___ DATA FOR PROCESSING

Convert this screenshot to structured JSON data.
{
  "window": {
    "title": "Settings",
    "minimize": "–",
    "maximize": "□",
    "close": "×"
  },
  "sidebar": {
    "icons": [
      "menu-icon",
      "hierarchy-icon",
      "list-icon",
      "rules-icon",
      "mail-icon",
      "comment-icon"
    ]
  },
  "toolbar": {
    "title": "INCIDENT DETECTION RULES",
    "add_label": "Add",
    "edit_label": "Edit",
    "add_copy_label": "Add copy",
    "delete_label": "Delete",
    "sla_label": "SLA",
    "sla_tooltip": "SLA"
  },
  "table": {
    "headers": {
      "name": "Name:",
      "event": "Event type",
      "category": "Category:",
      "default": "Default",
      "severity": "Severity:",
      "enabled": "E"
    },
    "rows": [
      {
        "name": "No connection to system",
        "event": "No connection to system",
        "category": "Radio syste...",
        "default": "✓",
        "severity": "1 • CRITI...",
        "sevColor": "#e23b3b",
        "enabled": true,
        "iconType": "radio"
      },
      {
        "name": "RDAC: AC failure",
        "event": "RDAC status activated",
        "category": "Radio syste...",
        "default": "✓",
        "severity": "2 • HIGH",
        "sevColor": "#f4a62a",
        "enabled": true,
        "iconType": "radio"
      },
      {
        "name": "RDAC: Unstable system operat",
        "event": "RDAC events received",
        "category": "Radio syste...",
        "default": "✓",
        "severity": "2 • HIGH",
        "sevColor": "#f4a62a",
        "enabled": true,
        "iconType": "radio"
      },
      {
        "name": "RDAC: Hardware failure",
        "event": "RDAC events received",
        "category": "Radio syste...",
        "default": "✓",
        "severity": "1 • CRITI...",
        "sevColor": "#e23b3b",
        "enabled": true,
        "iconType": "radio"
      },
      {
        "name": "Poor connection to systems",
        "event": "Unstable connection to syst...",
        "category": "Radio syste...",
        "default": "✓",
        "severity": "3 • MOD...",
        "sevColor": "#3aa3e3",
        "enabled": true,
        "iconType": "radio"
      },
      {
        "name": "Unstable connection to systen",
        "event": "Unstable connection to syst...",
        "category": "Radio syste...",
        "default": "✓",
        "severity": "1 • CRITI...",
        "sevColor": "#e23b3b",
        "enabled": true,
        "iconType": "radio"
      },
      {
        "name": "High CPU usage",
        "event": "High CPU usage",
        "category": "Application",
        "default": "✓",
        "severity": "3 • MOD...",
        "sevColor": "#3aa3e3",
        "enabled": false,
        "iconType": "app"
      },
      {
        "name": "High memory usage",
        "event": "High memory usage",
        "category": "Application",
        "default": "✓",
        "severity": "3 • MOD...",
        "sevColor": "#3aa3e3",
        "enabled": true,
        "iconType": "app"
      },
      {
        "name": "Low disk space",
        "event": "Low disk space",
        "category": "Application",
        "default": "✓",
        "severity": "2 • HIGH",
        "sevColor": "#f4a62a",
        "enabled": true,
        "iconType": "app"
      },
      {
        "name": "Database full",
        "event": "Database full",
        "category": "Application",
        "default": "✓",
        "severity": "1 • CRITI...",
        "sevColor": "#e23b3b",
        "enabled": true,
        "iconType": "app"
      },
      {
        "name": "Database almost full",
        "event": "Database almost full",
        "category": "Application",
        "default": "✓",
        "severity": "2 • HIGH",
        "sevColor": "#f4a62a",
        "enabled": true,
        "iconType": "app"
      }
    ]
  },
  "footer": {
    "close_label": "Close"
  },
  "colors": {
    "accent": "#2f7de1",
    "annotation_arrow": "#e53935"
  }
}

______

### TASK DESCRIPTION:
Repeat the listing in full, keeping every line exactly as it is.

### RESULT BELOW:
Convert this screenshot to structured JSON data.
{
  "window": {
    "title": "Settings",
    "minimize": "–",
    "maximize": "□",
    "close": "×"
  },
  "sidebar": {
    "icons": [
      "menu-icon",
      "hierarchy-icon",
      "list-icon",
      "rules-icon",
      "mail-icon",
      "comment-icon"
    ]
  },
  "toolbar": {
    "title": "INCIDENT DETECTION RULES",
    "add_label": "Add",
    "edit_label": "Edit",
    "add_copy_label": "Add copy",
    "delete_label": "Delete",
    "sla_label": "SLA",
    "sla_tooltip": "SLA"
  },
  "table": {
    "headers": {
      "name": "Name:",
      "event": "Event type",
      "category": "Category:",
      "default": "Default",
      "severity": "Severity:",
      "enabled": "E"
    },
    "rows": [
      {
        "name": "No connection to system",
        "event": "No connection to system",
        "category": "Radio syste...",
        "default": "✓",
        "severity": "1 • CRITI...",
        "sevColor": "#e23b3b",
        "enabled": true,
        "iconType": "radio"
      },
      {
        "name": "RDAC: AC failure",
        "event": "RDAC status activated",
        "category": "Radio syste...",
        "default": "✓",
        "severity": "2 • HIGH",
        "sevColor": "#f4a62a",
        "enabled": true,
        "iconType": "radio"
      },
      {
        "name": "RDAC: Unstable system operat",
        "event": "RDAC events received",
        "category": "Radio syste...",
        "default": "✓",
        "severity": "2 • HIGH",
        "sevColor": "#f4a62a",
        "enabled": true,
        "iconType": "radio"
      },
      {
        "name": "RDAC: Hardware failure",
        "event": "RDAC events received",
        "category": "Radio syste...",
        "default": "✓",
        "severity": "1 • CRITI...",
        "sevColor": "#e23b3b",
        "enabled": true,
        "iconType": "radio"
      },
      {
        "name": "Poor connection to systems",
        "event": "Unstable connection to syst...",
        "category": "Radio syste...",
        "default": "✓",
        "severity": "3 • MOD...",
        "sevColor": "#3aa3e3",
        "enabled": true,
        "iconType": "radio"
      },
      {
        "name": "Unstable connection to systen",
        "event": "Unstable connection to syst...",
        "category": "Radio syste...",
        "default": "✓",
        "severity": "1 • CRITI...",
        "sevColor": "#e23b3b",
        "enabled": true,
        "iconType": "radio"
      },
      {
        "name": "High CPU usage",
        "event": "High CPU usage",
        "category": "Application",
        "default": "✓",
        "severity": "3 • MOD...",
        "sevColor": "#3aa3e3",
        "enabled": false,
        "iconType": "app"
      },
      {
        "name": "High memory usage",
        "event": "High memory usage",
        "category": "Application",
        "default": "✓",
        "severity": "3 • MOD...",
        "sevColor": "#3aa3e3",
        "enabled": true,
        "iconType": "app"
      },
      {
        "name": "Low disk space",
        "event": "Low disk space",
        "category": "Application",
        "default": "✓",
        "severity": "2 • HIGH",
        "sevColor": "#f4a62a",
        "enabled": true,
        "iconType": "app"
      },
      {
        "name": "Database full",
        "event": "Database full",
        "category": "Application",
        "default": "✓",
        "severity": "1 • CRITI...",
        "sevColor": "#e23b3b",
        "enabled": true,
        "iconType": "app"
      },
      {
        "name": "Database almost full",
        "event": "Database almost full",
        "category": "Application",
        "default": "✓",
        "severity": "2 • HIGH",
        "sevColor": "#f4a62a",
        "enabled": true,
        "iconType": "app"
      }
    ]
  },
  "footer": {
    "close_label": "Close"
  },
  "colors": {
    "accent": "#2f7de1",
    "annotation_arrow": "#e53935"
  }
}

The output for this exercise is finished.